▸ YOUR OBJECTIVE
Omitting the pictures, output all of the records precisely as written.

▸ AVAILABLE RECORDS
• • • • • • •

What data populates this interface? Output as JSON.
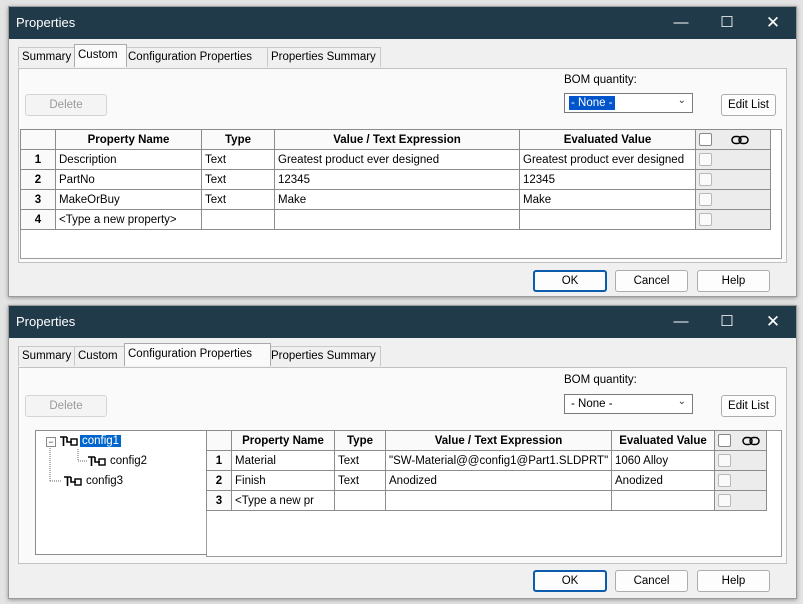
{
  "dialog1": {
    "title": "Properties",
    "tabs": [
      "Summary",
      "Custom",
      "Configuration Properties",
      "Properties Summary"
    ],
    "active_tab": "Custom",
    "delete_label": "Delete",
    "bom_label": "BOM quantity:",
    "bom_value": "- None -",
    "edit_list_label": "Edit List",
    "columns": [
      "",
      "Property Name",
      "Type",
      "Value / Text Expression",
      "Evaluated Value"
    ],
    "rows": [
      {
        "num": "1",
        "name": "Description",
        "type": "Text",
        "value": "Greatest product ever designed",
        "evaluated": "Greatest product ever designed"
      },
      {
        "num": "2",
        "name": "PartNo",
        "type": "Text",
        "value": "12345",
        "evaluated": "12345"
      },
      {
        "num": "3",
        "name": "MakeOrBuy",
        "type": "Text",
        "value": "Make",
        "evaluated": "Make"
      },
      {
        "num": "4",
        "name": "<Type a new property>",
        "type": "",
        "value": "",
        "evaluated": ""
      }
    ],
    "ok_label": "OK",
    "cancel_label": "Cancel",
    "help_label": "Help"
  },
  "dialog2": {
    "title": "Properties",
    "tabs": [
      "Summary",
      "Custom",
      "Configuration Properties",
      "Properties Summary"
    ],
    "active_tab": "Configuration Properties",
    "delete_label": "Delete",
    "bom_label": "BOM quantity:",
    "bom_value": "- None -",
    "edit_list_label": "Edit List",
    "tree": [
      {
        "label": "config1",
        "selected": true
      },
      {
        "label": "config2",
        "selected": false
      },
      {
        "label": "config3",
        "selected": false
      }
    ],
    "columns": [
      "",
      "Property Name",
      "Type",
      "Value / Text Expression",
      "Evaluated Value"
    ],
    "rows": [
      {
        "num": "1",
        "name": "Material",
        "type": "Text",
        "value": "\"SW-Material@@config1@Part1.SLDPRT\"",
        "evaluated": "1060 Alloy"
      },
      {
        "num": "2",
        "name": "Finish",
        "type": "Text",
        "value": "Anodized",
        "evaluated": "Anodized"
      },
      {
        "num": "3",
        "name": "<Type a new pr",
        "type": "",
        "value": "",
        "evaluated": ""
      }
    ],
    "ok_label": "OK",
    "cancel_label": "Cancel",
    "help_label": "Help"
  },
  "colors": {
    "titlebar": "#203a4a",
    "selection": "#0066cc",
    "default_button_border": "#0b5cad"
  }
}
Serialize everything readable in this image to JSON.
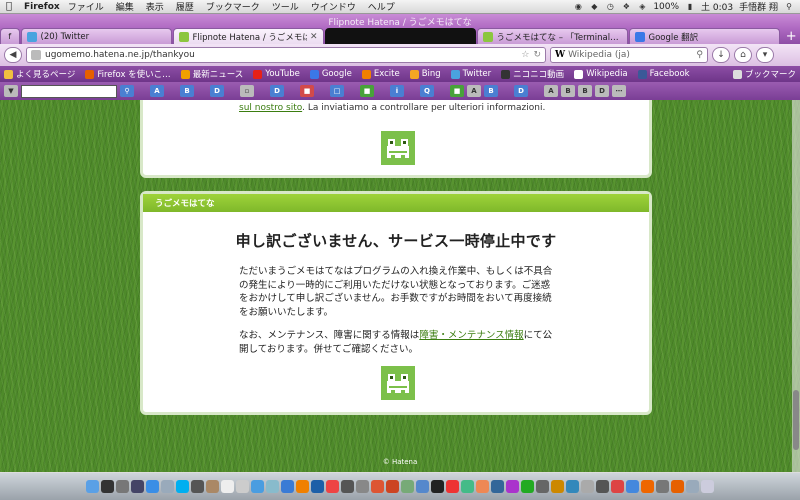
{
  "menubar": {
    "app_name": "Firefox",
    "menus": [
      "ファイル",
      "編集",
      "表示",
      "履歴",
      "ブックマーク",
      "ツール",
      "ウインドウ",
      "ヘルプ"
    ],
    "battery": "100%",
    "clock": "土 0:03",
    "user": "手悟群 翔"
  },
  "window": {
    "title": "Flipnote Hatena / うごメモはてな"
  },
  "tabs": [
    {
      "label": "(20) Twitter",
      "favicon_color": "#4aa3df"
    },
    {
      "label": "Flipnote Hatena / うごメモは…",
      "favicon_color": "#8cc63f",
      "active": true
    },
    {
      "label": "",
      "redacted": true
    },
    {
      "label": "うごメモはてな – 「Terminal…",
      "favicon_color": "#8cc63f"
    },
    {
      "label": "Google 翻訳",
      "favicon_color": "#3b78e7"
    }
  ],
  "navbar": {
    "url": "ugomemo.hatena.ne.jp/thankyou",
    "search_engine": "W",
    "search_placeholder": "Wikipedia (ja)"
  },
  "bookmarks": [
    {
      "label": "よく見るページ",
      "color": "#f0c040"
    },
    {
      "label": "Firefox を使いこ…",
      "color": "#e66000"
    },
    {
      "label": "最新ニュース",
      "color": "#f0a000"
    },
    {
      "label": "YouTube",
      "color": "#e62117"
    },
    {
      "label": "Google",
      "color": "#3b78e7"
    },
    {
      "label": "Excite",
      "color": "#f08000"
    },
    {
      "label": "Bing",
      "color": "#f5a623"
    },
    {
      "label": "Twitter",
      "color": "#4aa3df"
    },
    {
      "label": "ニコニコ動画",
      "color": "#333333"
    },
    {
      "label": "Wikipedia",
      "color": "#ffffff"
    },
    {
      "label": "Facebook",
      "color": "#3b5998"
    }
  ],
  "bookmarks_menu": "ブックマーク",
  "page": {
    "card1": {
      "link_text": "sul nostro sito",
      "text": ". La inviatiamo a controllare per ulteriori informazioni."
    },
    "card2": {
      "header": "うごメモはてな",
      "title": "申し訳ございません、サービス一時停止中です",
      "paragraph1": "ただいまうごメモはてなはプログラムの入れ換え作業中、もしくは不具合の発生により一時的にご利用いただけない状態となっております。ご迷惑をおかけして申し訳ございません。お手数ですがお時間をおいて再度接続をお願いいたします。",
      "paragraph2_before": "なお、メンテナンス、障害に関する情報は",
      "paragraph2_link": "障害・メンテナンス情報",
      "paragraph2_after": "にて公開しております。併せてご確認ください。"
    },
    "footer": "© Hatena"
  },
  "colors": {
    "accent_green": "#8cc63f",
    "link_green": "#3b7d10",
    "theme_purple": "#8e4da6"
  }
}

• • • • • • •

▸ WRITTEN REPLY
What data populates this interface? Output as JSON.
{
  "dialog1": {
    "title": "Properties",
    "tabs": [
      "Summary",
      "Custom",
      "Configuration Properties",
      "Properties Summary"
    ],
    "active_tab": "Custom",
    "delete_label": "Delete",
    "bom_label": "BOM quantity:",
    "bom_value": "- None -",
    "edit_list_label": "Edit List",
    "columns": [
      "",
      "Property Name",
      "Type",
      "Value / Text Expression",
      "Evaluated Value"
    ],
    "rows": [
      {
        "num": "1",
        "name": "Description",
        "type": "Text",
        "value": "Greatest product ever designed",
        "evaluated": "Greatest product ever designed"
      },
      {
        "num": "2",
        "name": "PartNo",
        "type": "Text",
        "value": "12345",
        "evaluated": "12345"
      },
      {
        "num": "3",
        "name": "MakeOrBuy",
        "type": "Text",
        "value": "Make",
        "evaluated": "Make"
      },
      {
        "num": "4",
        "name": "<Type a new property>",
        "type": "",
        "value": "",
        "evaluated": ""
      }
    ],
    "ok_label": "OK",
    "cancel_label": "Cancel",
    "help_label": "Help"
  },
  "dialog2": {
    "title": "Properties",
    "tabs": [
      "Summary",
      "Custom",
      "Configuration Properties",
      "Properties Summary"
    ],
    "active_tab": "Configuration Properties",
    "delete_label": "Delete",
    "bom_label": "BOM quantity:",
    "bom_value": "- None -",
    "edit_list_label": "Edit List",
    "tree": [
      {
        "label": "config1",
        "selected": true
      },
      {
        "label": "config2",
        "selected": false
      },
      {
        "label": "config3",
        "selected": false
      }
    ],
    "columns": [
      "",
      "Property Name",
      "Type",
      "Value / Text Expression",
      "Evaluated Value"
    ],
    "rows": [
      {
        "num": "1",
        "name": "Material",
        "type": "Text",
        "value": "\"SW-Material@@config1@Part1.SLDPRT\"",
        "evaluated": "1060 Alloy"
      },
      {
        "num": "2",
        "name": "Finish",
        "type": "Text",
        "value": "Anodized",
        "evaluated": "Anodized"
      },
      {
        "num": "3",
        "name": "<Type a new pr",
        "type": "",
        "value": "",
        "evaluated": ""
      }
    ],
    "ok_label": "OK",
    "cancel_label": "Cancel",
    "help_label": "Help"
  },
  "colors": {
    "titlebar": "#203a4a",
    "selection": "#0066cc",
    "default_button_border": "#0b5cad"
  }
}
Serialize everything readable in this image to JSON.
{
  "menubar": {
    "app_name": "Firefox",
    "menus": [
      "ファイル",
      "編集",
      "表示",
      "履歴",
      "ブックマーク",
      "ツール",
      "ウインドウ",
      "ヘルプ"
    ],
    "battery": "100%",
    "clock": "土 0:03",
    "user": "手悟群 翔"
  },
  "window": {
    "title": "Flipnote Hatena / うごメモはてな"
  },
  "tabs": [
    {
      "label": "(20) Twitter",
      "favicon_color": "#4aa3df"
    },
    {
      "label": "Flipnote Hatena / うごメモは…",
      "favicon_color": "#8cc63f",
      "active": true
    },
    {
      "label": "",
      "redacted": true
    },
    {
      "label": "うごメモはてな – 「Terminal…",
      "favicon_color": "#8cc63f"
    },
    {
      "label": "Google 翻訳",
      "favicon_color": "#3b78e7"
    }
  ],
  "navbar": {
    "url": "ugomemo.hatena.ne.jp/thankyou",
    "search_engine": "W",
    "search_placeholder": "Wikipedia (ja)"
  },
  "bookmarks": [
    {
      "label": "よく見るページ",
      "color": "#f0c040"
    },
    {
      "label": "Firefox を使いこ…",
      "color": "#e66000"
    },
    {
      "label": "最新ニュース",
      "color": "#f0a000"
    },
    {
      "label": "YouTube",
      "color": "#e62117"
    },
    {
      "label": "Google",
      "color": "#3b78e7"
    },
    {
      "label": "Excite",
      "color": "#f08000"
    },
    {
      "label": "Bing",
      "color": "#f5a623"
    },
    {
      "label": "Twitter",
      "color": "#4aa3df"
    },
    {
      "label": "ニコニコ動画",
      "color": "#333333"
    },
    {
      "label": "Wikipedia",
      "color": "#ffffff"
    },
    {
      "label": "Facebook",
      "color": "#3b5998"
    }
  ],
  "bookmarks_menu": "ブックマーク",
  "page": {
    "card1": {
      "link_text": "sul nostro sito",
      "text": ". La inviatiamo a controllare per ulteriori informazioni."
    },
    "card2": {
      "header": "うごメモはてな",
      "title": "申し訳ございません、サービス一時停止中です",
      "paragraph1": "ただいまうごメモはてなはプログラムの入れ換え作業中、もしくは不具合の発生により一時的にご利用いただけない状態となっております。ご迷惑をおかけして申し訳ございません。お手数ですがお時間をおいて再度接続をお願いいたします。",
      "paragraph2_before": "なお、メンテナンス、障害に関する情報は",
      "paragraph2_link": "障害・メンテナンス情報",
      "paragraph2_after": "にて公開しております。併せてご確認ください。"
    },
    "footer": "© Hatena"
  },
  "colors": {
    "accent_green": "#8cc63f",
    "link_green": "#3b7d10",
    "theme_purple": "#8e4da6"
  }
}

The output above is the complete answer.